At the time of the French Revolution we find many perfect examples of class hatred ; neither sex, nor age, nor extreme youth afforded protection from its rage. In proof of the comparative weakness of actually existing feelings, one need only take the generally indulgent attitude of the poor towards the children of the rich, towards the old and suffering among them, and their usually protective attitude towards all women.

Where virulent hatred exists, it is often out of all propor- tion to the alleged offences, and probably has more to do with inborn character than actual experience.

Many men whose daily hardships and uncompensated mis- fortunes and untended sufferings might well have turned their blood to gall, yet seem to have no lasting sense of resentment, and respond to the first show of kindness. Others have received some small injustice, and that little has kindled an inextinguishable fire. Some are born to hate as others are to love ; we must not forget bow bitterly many men hate those who are merely their official superiors, with no power to affect their private lives or sccial position. Any dog-in-the-manger spirit is greatly resented among the poor. " My husband would gladly have paid a shilling for an old cask, but they'd rather let it drop to pieces than let you have it," complained a cottager who had no means of storing the rain-water that she so sorely needed.

There is a great lack of confidence between rich and poor. How many domestic servants tell their employers their real wishes ? Often the privilege or exemption that they desire intensely could be easily granted, while the employer thinks to content them by granting indulgences which are so incon- venient to himself that he feels sure they must be welcome to his employees. Many and many a poor man and woman privately regret that they have not the self-control to make their grievances known in civil language, and they brood over a wrong until it becomes intolerable.

One reason why we are all too ready to believe in class- hatred is because we think that, as the poor are constantly engaged in a struggle with bard material conditions, they are inevitably materialistic in their views. A hungry man must think more of his dinner than his soul, but it does not in the least follow that he thinks more of a good dinner than of his soul. Starving Esau must have the pottage at any cost, but it was food, not savoury meat, that was his intolerable tempta- tion. There is little realisation of the spirituality commonly found among the thoughtful poor, or of the extent to which their religious beliefs impress the duty of forgiveness and dwarf all worldly inequalities. A rich man is but a fellow sinner, and one for whom they may well have pity because of the " greater condemnation " that awaits him.

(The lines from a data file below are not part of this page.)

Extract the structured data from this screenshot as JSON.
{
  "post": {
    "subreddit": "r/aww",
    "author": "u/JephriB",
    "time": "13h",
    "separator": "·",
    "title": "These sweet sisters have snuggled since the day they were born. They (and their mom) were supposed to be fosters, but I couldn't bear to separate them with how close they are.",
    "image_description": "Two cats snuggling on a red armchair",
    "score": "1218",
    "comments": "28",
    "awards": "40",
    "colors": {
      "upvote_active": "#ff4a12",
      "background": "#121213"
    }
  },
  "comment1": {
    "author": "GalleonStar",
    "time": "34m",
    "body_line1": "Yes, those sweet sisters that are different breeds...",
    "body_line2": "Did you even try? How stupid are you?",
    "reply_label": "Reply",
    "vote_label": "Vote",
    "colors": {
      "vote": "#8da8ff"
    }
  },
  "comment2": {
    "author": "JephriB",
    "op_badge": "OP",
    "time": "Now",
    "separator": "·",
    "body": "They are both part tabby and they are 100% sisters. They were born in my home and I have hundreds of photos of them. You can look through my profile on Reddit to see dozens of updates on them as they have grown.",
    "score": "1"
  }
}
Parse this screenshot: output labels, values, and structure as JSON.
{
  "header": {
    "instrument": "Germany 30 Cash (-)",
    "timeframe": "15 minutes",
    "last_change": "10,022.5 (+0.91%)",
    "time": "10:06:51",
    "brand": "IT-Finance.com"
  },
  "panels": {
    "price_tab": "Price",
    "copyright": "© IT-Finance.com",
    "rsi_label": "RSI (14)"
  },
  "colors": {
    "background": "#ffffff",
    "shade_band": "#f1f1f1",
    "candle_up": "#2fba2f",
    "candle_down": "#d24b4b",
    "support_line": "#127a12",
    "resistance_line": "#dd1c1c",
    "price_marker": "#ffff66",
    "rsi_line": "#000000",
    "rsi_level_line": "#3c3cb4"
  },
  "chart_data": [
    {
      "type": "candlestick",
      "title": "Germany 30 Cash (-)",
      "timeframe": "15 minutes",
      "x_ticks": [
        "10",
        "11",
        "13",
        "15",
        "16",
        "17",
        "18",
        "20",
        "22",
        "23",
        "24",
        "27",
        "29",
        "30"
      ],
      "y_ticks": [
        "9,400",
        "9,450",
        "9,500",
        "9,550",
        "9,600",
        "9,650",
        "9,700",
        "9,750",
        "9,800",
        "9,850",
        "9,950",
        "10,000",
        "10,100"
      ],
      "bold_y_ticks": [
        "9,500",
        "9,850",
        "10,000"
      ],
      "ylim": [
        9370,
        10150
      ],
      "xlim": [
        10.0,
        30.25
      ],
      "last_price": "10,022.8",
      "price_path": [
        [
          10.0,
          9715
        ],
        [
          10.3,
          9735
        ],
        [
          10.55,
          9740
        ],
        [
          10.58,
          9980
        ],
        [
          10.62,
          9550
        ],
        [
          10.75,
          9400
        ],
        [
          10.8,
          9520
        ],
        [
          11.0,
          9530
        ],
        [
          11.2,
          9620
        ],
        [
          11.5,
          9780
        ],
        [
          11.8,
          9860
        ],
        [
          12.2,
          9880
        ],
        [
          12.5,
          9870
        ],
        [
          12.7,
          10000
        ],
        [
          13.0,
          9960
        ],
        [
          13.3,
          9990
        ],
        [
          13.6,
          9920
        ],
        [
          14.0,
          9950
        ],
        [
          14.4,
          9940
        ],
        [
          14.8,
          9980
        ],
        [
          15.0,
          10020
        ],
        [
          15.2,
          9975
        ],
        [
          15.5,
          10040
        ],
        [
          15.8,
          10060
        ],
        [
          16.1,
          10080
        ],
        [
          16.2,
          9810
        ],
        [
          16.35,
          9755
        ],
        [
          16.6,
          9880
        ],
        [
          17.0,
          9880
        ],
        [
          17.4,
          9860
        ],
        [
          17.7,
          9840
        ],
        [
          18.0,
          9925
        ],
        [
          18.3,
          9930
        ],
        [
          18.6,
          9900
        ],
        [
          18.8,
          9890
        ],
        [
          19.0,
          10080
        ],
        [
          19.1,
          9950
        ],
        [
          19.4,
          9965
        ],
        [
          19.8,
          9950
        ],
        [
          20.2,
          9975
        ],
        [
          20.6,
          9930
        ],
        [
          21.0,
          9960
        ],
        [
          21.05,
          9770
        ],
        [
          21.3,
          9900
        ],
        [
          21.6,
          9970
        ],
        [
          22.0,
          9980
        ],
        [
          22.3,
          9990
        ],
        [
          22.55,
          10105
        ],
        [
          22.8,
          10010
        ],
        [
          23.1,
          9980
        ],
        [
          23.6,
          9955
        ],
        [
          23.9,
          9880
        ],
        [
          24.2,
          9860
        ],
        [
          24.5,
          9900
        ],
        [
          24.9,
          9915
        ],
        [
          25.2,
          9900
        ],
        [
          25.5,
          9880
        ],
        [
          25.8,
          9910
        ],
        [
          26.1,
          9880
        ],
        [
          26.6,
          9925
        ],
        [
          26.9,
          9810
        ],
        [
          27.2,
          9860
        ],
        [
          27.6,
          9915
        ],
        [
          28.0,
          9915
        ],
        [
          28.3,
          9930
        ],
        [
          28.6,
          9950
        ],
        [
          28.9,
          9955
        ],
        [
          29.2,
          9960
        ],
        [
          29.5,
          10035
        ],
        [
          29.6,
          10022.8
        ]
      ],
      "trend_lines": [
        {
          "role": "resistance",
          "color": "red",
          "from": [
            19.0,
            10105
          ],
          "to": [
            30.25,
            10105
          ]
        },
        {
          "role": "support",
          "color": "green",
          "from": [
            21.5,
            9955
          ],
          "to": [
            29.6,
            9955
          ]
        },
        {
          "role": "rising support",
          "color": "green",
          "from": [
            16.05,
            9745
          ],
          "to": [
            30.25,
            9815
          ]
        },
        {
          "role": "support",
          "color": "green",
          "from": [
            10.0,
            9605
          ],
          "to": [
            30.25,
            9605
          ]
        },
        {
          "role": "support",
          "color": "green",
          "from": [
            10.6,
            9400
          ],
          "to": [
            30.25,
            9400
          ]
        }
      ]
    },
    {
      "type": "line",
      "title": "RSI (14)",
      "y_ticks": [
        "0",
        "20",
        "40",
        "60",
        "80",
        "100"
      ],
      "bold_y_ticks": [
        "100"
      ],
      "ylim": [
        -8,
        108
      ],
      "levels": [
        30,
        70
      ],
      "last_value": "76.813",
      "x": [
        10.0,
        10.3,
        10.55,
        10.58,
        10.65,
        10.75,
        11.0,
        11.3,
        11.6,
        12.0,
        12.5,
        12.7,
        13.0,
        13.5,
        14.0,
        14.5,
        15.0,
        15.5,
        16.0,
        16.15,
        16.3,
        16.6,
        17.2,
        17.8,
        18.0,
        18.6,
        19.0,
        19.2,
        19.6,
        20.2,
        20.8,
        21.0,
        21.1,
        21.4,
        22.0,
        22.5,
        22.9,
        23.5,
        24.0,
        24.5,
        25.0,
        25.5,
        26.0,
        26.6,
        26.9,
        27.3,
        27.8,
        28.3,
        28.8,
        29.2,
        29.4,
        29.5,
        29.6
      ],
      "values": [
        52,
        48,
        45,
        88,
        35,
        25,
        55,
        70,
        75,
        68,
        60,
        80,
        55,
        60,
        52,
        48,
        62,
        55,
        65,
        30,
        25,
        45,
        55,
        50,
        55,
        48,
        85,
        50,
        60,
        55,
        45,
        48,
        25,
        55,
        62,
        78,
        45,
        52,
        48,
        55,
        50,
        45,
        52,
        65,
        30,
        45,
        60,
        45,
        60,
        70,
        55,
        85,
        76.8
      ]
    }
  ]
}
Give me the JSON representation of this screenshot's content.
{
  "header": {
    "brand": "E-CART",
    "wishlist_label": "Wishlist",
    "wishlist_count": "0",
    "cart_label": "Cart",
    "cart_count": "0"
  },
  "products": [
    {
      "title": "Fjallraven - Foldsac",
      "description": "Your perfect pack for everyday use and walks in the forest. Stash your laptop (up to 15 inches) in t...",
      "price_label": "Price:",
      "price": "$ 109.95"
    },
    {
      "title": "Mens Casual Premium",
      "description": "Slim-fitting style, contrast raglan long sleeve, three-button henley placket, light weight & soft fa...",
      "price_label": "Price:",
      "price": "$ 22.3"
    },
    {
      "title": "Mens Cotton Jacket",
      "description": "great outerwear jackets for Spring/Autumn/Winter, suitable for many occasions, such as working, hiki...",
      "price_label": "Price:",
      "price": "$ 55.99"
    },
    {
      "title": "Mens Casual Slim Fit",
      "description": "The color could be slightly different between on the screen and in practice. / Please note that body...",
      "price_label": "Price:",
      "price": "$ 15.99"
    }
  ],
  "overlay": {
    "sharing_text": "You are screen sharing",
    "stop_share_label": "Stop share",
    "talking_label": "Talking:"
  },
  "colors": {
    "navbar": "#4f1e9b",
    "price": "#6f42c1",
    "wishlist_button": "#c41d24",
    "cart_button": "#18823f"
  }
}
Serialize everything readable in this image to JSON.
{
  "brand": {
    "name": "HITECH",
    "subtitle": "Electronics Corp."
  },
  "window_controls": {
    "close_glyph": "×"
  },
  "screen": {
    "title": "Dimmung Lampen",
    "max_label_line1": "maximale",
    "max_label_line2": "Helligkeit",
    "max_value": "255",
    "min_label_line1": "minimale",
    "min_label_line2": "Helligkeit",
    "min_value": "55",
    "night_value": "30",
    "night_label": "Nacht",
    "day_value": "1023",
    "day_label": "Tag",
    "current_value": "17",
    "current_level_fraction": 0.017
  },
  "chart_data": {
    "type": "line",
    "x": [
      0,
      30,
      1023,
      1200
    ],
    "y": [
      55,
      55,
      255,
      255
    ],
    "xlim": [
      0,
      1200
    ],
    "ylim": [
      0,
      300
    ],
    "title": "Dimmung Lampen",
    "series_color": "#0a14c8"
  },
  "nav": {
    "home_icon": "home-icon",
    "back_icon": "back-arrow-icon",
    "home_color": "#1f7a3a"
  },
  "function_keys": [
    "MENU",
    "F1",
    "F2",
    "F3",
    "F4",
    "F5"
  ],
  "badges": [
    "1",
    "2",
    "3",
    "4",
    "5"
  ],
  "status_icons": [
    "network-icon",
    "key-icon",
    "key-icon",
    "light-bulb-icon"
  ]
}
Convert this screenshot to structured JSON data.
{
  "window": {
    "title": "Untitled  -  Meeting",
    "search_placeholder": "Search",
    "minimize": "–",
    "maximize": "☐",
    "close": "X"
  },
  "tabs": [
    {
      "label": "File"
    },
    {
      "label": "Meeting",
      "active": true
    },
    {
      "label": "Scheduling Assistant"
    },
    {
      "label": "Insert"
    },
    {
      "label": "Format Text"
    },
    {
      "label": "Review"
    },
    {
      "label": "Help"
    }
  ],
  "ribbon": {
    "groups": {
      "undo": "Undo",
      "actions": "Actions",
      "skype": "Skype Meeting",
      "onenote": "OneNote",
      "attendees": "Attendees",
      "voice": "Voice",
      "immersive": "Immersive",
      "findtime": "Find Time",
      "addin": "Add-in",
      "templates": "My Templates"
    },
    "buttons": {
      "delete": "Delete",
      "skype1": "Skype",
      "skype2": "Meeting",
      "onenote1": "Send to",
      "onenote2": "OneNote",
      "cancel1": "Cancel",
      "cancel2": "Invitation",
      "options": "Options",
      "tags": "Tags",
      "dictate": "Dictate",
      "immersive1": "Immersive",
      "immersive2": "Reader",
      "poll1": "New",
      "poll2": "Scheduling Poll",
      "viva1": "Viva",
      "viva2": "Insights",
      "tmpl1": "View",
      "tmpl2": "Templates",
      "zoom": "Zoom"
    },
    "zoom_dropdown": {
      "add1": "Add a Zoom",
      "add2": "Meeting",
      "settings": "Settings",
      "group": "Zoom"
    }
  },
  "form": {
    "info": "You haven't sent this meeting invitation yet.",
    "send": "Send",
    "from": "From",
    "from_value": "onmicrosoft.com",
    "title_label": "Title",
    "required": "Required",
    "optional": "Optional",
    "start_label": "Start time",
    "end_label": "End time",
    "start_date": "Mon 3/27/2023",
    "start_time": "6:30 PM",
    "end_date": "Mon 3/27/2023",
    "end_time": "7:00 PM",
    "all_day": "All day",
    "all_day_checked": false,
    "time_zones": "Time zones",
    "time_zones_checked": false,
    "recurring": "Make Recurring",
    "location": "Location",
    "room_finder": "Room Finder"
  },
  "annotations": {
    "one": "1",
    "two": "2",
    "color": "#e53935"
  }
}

This belief in themtter materialism of the poor is at the back of the frequent outcry "If we make workhouses comfortable, we tempt them to idleness; if we make prison life tolerable, we tempt them to crime." There is some foundation for these protests, but less than we are apt to imagine. Most men, and nearly all women, love liberty better than ease and comfort, and a good name infinitely beyond any advantages that prison life could offer.

The industrious poor do not spend their time and strength in hating the rich : they think very little indeed about them. They are occupied not only with cares of meat and drink, but with the great things of life, and they realise the essential similarity of the human lot. An old man who was never known to read books, and who prided himself on his extreme hardness and practicality, once showed me an epitaph which he had copied from a newspaper : " I was not, and was conceived ; I loved and did a little work ; I am not, and grieve not." " That," he said emphatically, " is Life—everyone's life."